“Restart of Pu-238 production is of critical importance to the development of planetary science missions. There is no viable alternative way to power deep space missions, as solar panels cannot produce enough electricity far from the Sun. If Pu-238 production starts immediately, there will still be a 5-year delay to have enough Pu-238 for a spacecraft. Full scale Pu-238 production is unlikely until 2018, which is too late to meet all of NASA’s needs. The delay will
push back the 12 proposed planetary space missions that require Pu-238. The delay could cause missions to reach prohibitively high costs, which in turn could bring about job losses, diminish the United States leadership role in planetary science, and prevent us from expanding human knowledge of the universe. Given the magnitude of the funds necessary to regain our production capability, I strongly urge you to fund this request fully at the President’s requested level.”
“We understand the need for fiscal restraint, and we agree that government needs to live within its means.

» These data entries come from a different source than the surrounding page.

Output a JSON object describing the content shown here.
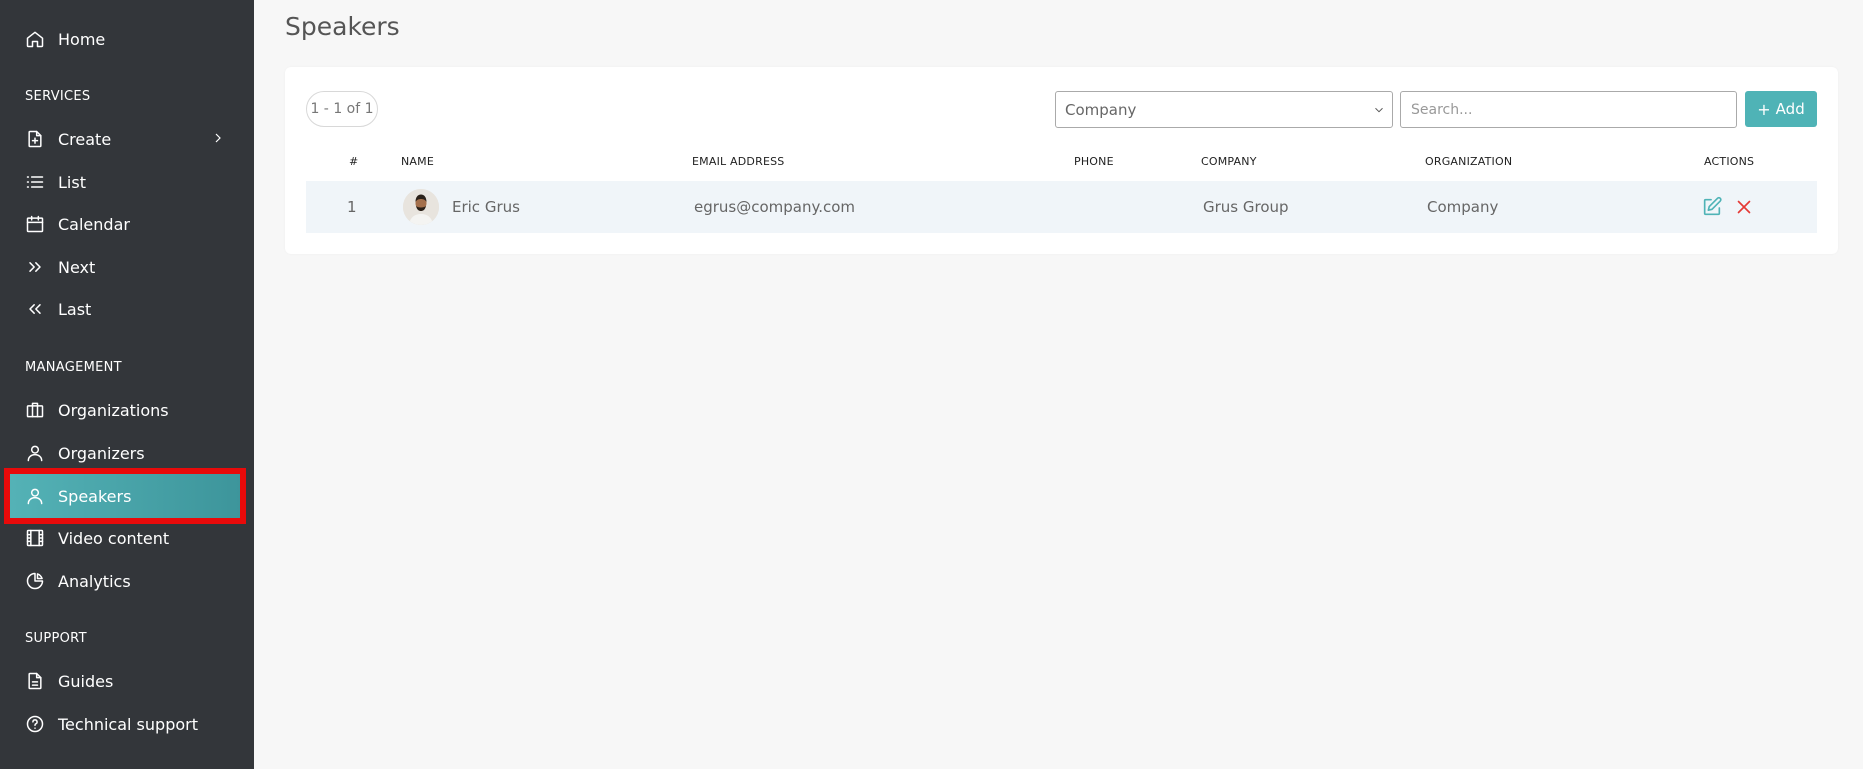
{
  "sidebar": {
    "home": "Home",
    "sections": {
      "services": "SERVICES",
      "management": "MANAGEMENT",
      "support": "SUPPORT"
    },
    "services_items": [
      "Create",
      "List",
      "Calendar",
      "Next",
      "Last"
    ],
    "management_items": [
      "Organizations",
      "Organizers",
      "Speakers",
      "Video content",
      "Analytics"
    ],
    "support_items": [
      "Guides",
      "Technical support"
    ],
    "active_item": "Speakers"
  },
  "page": {
    "title": "Speakers"
  },
  "toolbar": {
    "pager": "1 - 1 of 1",
    "company_select_value": "Company",
    "search_placeholder": "Search...",
    "add_label": "Add"
  },
  "table": {
    "headers": [
      "#",
      "NAME",
      "EMAIL ADDRESS",
      "PHONE",
      "COMPANY",
      "ORGANIZATION",
      "ACTIONS"
    ],
    "rows": [
      {
        "index": "1",
        "name": "Eric Grus",
        "email": "egrus@company.com",
        "phone": "",
        "company": "Grus Group",
        "organization": "Company"
      }
    ]
  },
  "colors": {
    "sidebar_bg": "#33363a",
    "accent": "#4fb3b6",
    "delete": "#e53935",
    "highlight": "#e80a0a"
  }
}
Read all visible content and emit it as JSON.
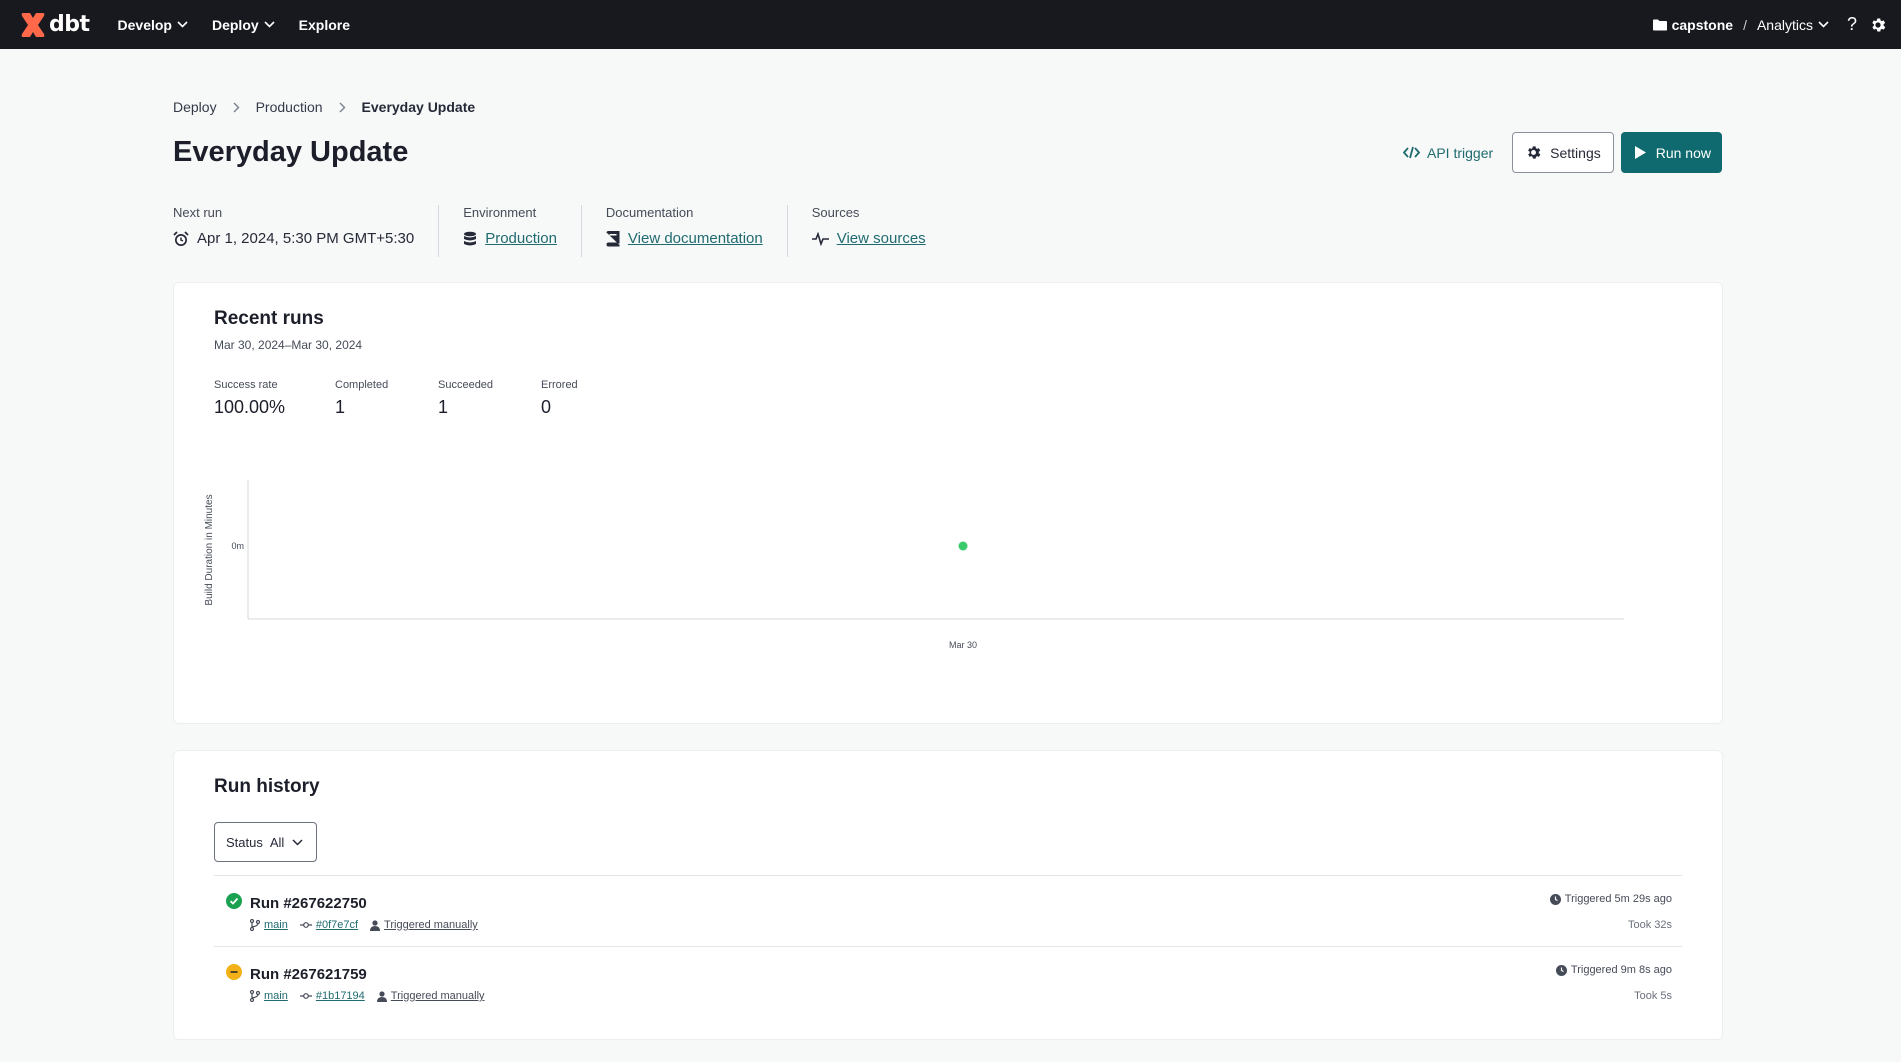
{
  "nav": {
    "logo_text": "dbt",
    "menu": [
      {
        "label": "Develop"
      },
      {
        "label": "Deploy"
      },
      {
        "label": "Explore"
      }
    ],
    "project": "capstone",
    "separator": "/",
    "environment": "Analytics",
    "help": "?"
  },
  "breadcrumb": [
    "Deploy",
    "Production",
    "Everyday Update"
  ],
  "page_title": "Everyday Update",
  "actions": {
    "api_trigger": "API trigger",
    "settings": "Settings",
    "run_now": "Run now"
  },
  "meta": {
    "next_run": {
      "label": "Next run",
      "value": "Apr 1, 2024, 5:30 PM GMT+5:30"
    },
    "environment": {
      "label": "Environment",
      "value": "Production"
    },
    "documentation": {
      "label": "Documentation",
      "value": "View documentation"
    },
    "sources": {
      "label": "Sources",
      "value": "View sources"
    }
  },
  "recent_runs": {
    "title": "Recent runs",
    "date_range": "Mar 30, 2024–Mar 30, 2024",
    "stats": [
      {
        "label": "Success rate",
        "value": "100.00%"
      },
      {
        "label": "Completed",
        "value": "1"
      },
      {
        "label": "Succeeded",
        "value": "1"
      },
      {
        "label": "Errored",
        "value": "0"
      }
    ]
  },
  "chart_data": {
    "type": "scatter",
    "ylabel": "Build Duration in Minutes",
    "xlabel": "",
    "y_tick_labels": [
      "0m"
    ],
    "x_tick_labels": [
      "Mar 30"
    ],
    "points": [
      {
        "x": "Mar 30",
        "y": 0,
        "color": "#3ccb6c"
      }
    ]
  },
  "run_history": {
    "title": "Run history",
    "filter": {
      "label": "Status",
      "value": "All"
    },
    "runs": [
      {
        "name": "Run #267622750",
        "status": "success",
        "status_color": "#1aa251",
        "branch": "main",
        "commit": "#0f7e7cf",
        "trigger": "Triggered manually",
        "triggered_ago": "Triggered 5m 29s ago",
        "took": "Took 32s"
      },
      {
        "name": "Run #267621759",
        "status": "cancelled",
        "status_color": "#f2b217",
        "branch": "main",
        "commit": "#1b17194",
        "trigger": "Triggered manually",
        "triggered_ago": "Triggered 9m 8s ago",
        "took": "Took 5s"
      }
    ]
  },
  "colors": {
    "brand": "#ff694a",
    "primary": "#0e6a6f",
    "nav_bg": "#17191f"
  }
}
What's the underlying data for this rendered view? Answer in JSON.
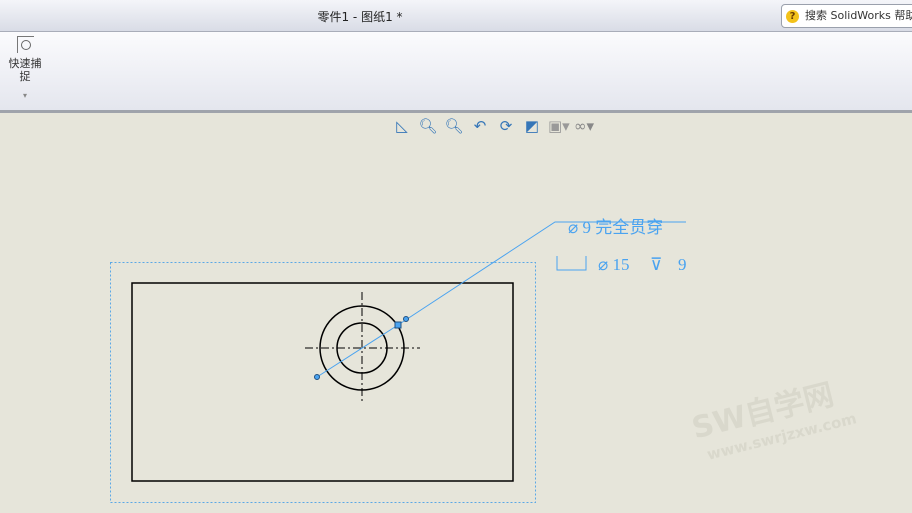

Spending cuts, however, need to be smart and strategic. Cuts to government-sponsored scientific research and critical research facilities are counterproductive at a time when we are seeking to facilitate and spark economic growth. Such cuts would only hurt our long-term competitiveness, especially at a time when emerging economies such as China and India are ramping up their investments in scientific research and education. Europe seems poised to take over the US lead in ground-based optical and space-based astronomy. Cuts to research and facilities would also have a severe impact on cutting-edge research that is critical to our future. At DOE, the cuts would affect high energy and nuclear physics, magnetic fusion, heavy-element chemistry, nanotechnology, high-performance computing, advanced materials, and structural biology. Proposed cuts to NSF would have even broader and more far-reaching impacts in many other important scientific disciplines.
“It is time for America to tackle the largest drivers of our debt and deficit, rather than shortchange our future by cutting funding on our most talented students, essential research, and entrepreneurial potential. The Congress instead should look to the bipartisan Senate process that is considering the recommendations of the fiscal responsibility commission. Only reforms of this magnitude can reverse our budget outlook and enable smarter, more strategic decisions about
the non-defense discretionary portion of the budget. We know all of our elected representatives seek the long-term success of our nation and the maintenance of leadership in science and technology. The quality of life our children and grandchildren will inherit depends upon the choices you make.”